The road to Belcegiz Bay takes you through the mountains where cozy guest houses cater to those seeking mountain scenery. Ocakköy is the mountain village that is a must see, stay in one of the lovely guest houses, and enjoy the numerous trekking possibilities. Hisarönü, also in the mountains, has very nice hotels. 4 km from Hisarönü, Kayaköy is a picturesque ghost town of old houses and churches – all empty. Explore the bay and the beautiful Blue Lagoon, Ölü Deniz, where the calm, crystal clear water is ideal for swimming and other water sports. The Blue Lagoon is one of the best places in the world to do absolutely nothing except soak up the sun amid stunning natural surroundings. At Mt. Baba (1,969 m), you can paraglide into the Blue Lagoon. For those who’ prefer accommodation facilities, Belcegiz beach is recommended. Intoxicating scenery surrounds Kidirak’s beach and shady park. On Gemiler Island (St Nicholas’s Island), Byzantine ruins lie tucked among the pines. South of Kidirak beach, Kötürümsü Bay is reachable only by boat. Beyond the idyllic beach, a forest, waterfalls and a valley filled with hundreds of varieties of butterflies await the explorer. High in the mountains above Fethiye rushing torrents cut a narrow gorge through the mountains, creating Saklikent (Hidden City). A cool refuge on hot summer days, Saklikent is a favourite picnic spot, with rustic restaurants serving delectable fresh trout. 36 km south of Fethiye, Yakaköy (Tlos) is the Oldest city in the Lycian region. The home of the Lycian Hero Bellerophon, visitors can see the remains of a castle, agora, necropolis, theatre, Roman baths and a good view of Esen Valley. 2 km east of the villages is Tlos Park, ideal for picnicking. Pinara, 49 km south of Fethiye, is another ancient mountain city; it is ideal for trekking and visitors can see the remains of a theatre, agora, rock tomb, baths and ancient brothels.

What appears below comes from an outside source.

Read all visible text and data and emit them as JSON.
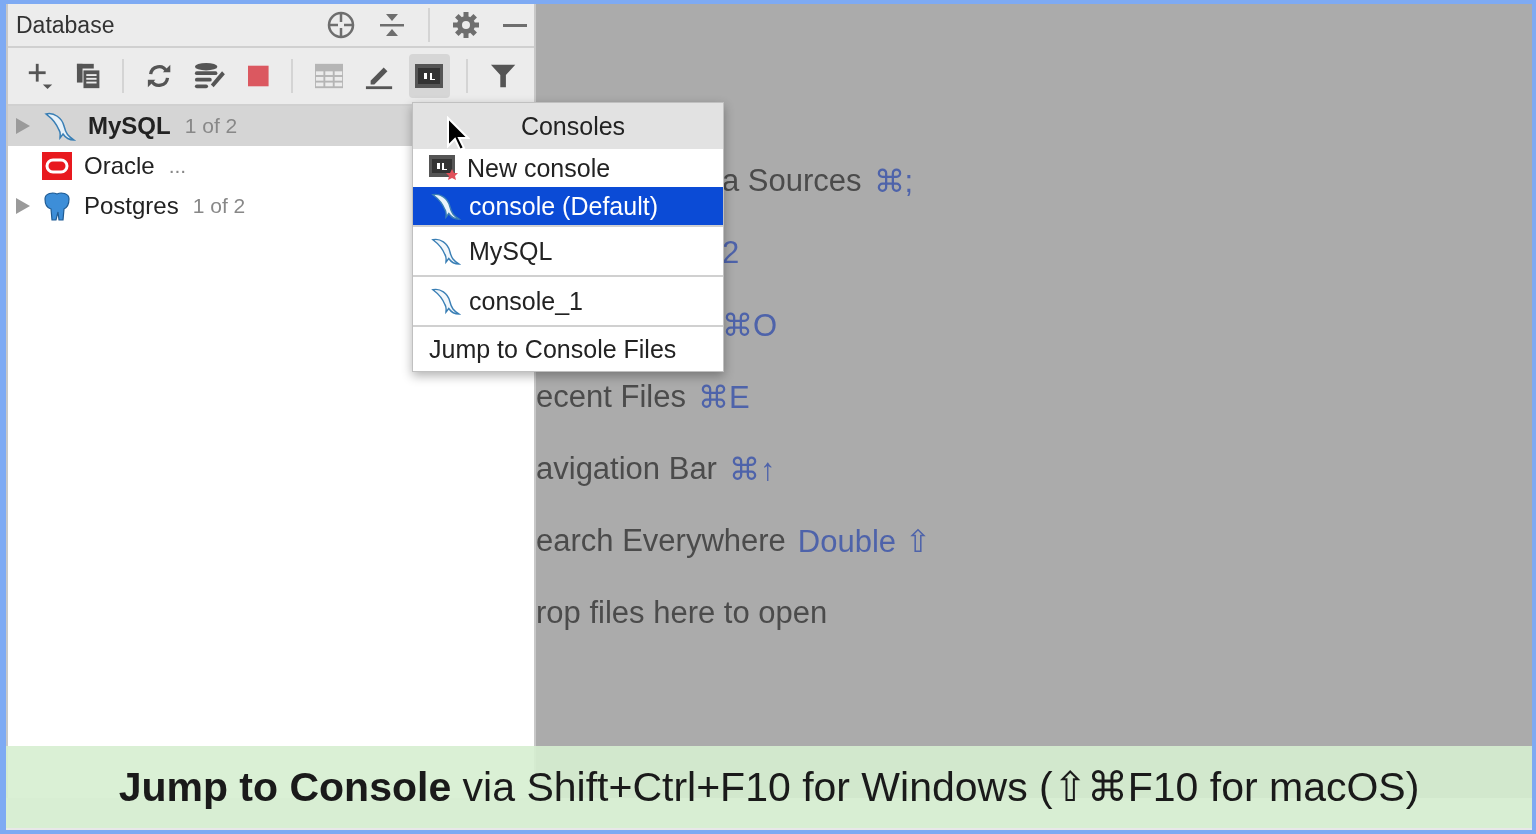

About 65 km from Fethiye, to the southeast, near Kinik, are the ruins of Xanthos, an important Lycian capital in a splendid natural setting. Letoon, nearby, was formerly an important religious cult center where three temples dedicated to Leto, Artemis and Apollo stood in ancient times.